David Kahn, from Columbia University Medical Center, a fellow psychiatrist, has a wise letter in today's New York Times:
Don’t Polarize Health CareDr. Kahn is 100% right. All payment systems have risks and benefits. Fee-for-service payment is in no way uniquely "perverse."
To the Editor:
Re “With Health Care for Nearly All, Massachusetts Now Faces Costs” (front page, March 16):
In the coming debate about universal access to more affordable health care, let’s agree not to use the phrase “perverse incentives,” which you invoke to describe the current fee-for-service system of “paying physicians and hospitals for each patient visit.”
The prospective payment alternatives, such as bundled fees for episodes or capitated fees for populations, each provide incentives to withhold care, no less a dilemma that could also be labeled as perverse. Rationing of expensive procedures under either system, whether fee-for-service or prospective, will no doubt be similarly declaimed.
Calling any of these reimbursement systems “perverse” will only polarize the difficult discussions ahead.
New York, March 16, 2009
The writer, a psychiatrist, is vice chairman for clinical affairs, department of psychiatry, Columbia University Medical Center.
For many years I practiced at a not-for-profit HMO, the Harvard Community Health Plan. I viewed the combination of (a) capitation and (b) not-for-profit status as an ideal form of compensation in which a large medical group was committed to taking care of a defined population. Clinicians and patients understood that if we saved money in one area we could use it for the benefit of the insured population in another area. There was an opportunity for collaborative co-management of the practice at the population level as well as in the clinician-patient dyad.
But just as fee-for-service payment can reward overtreatment, capitation payment can reward undertreatment. Opponents of a form of payment call the risks "perverse." Supporters of the payment system, as I was for capitation of not-for-profit HMOs, call the risks "potential concerns to be guarded against."
Dr. Kahn's larger point - that the health care reform process could be scuttled by emotions - is all too real. That's what Harry and Louise did in 1993. It will take skillful and forceful leadership by President Obama and Secretary Sebelius to keep the process from drowning in demagoguery this time around.

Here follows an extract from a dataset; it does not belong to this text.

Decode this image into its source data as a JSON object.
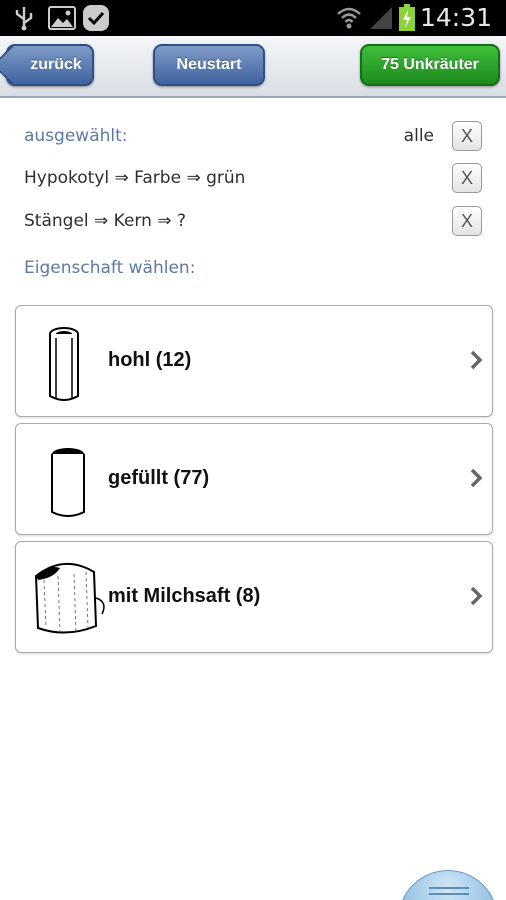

I am opposed to building a health care system on fee-for-service reimbursement. But if I ever call the risks fee-for-service creates "perverse incentives," please tell me to wash my mouth out with soap!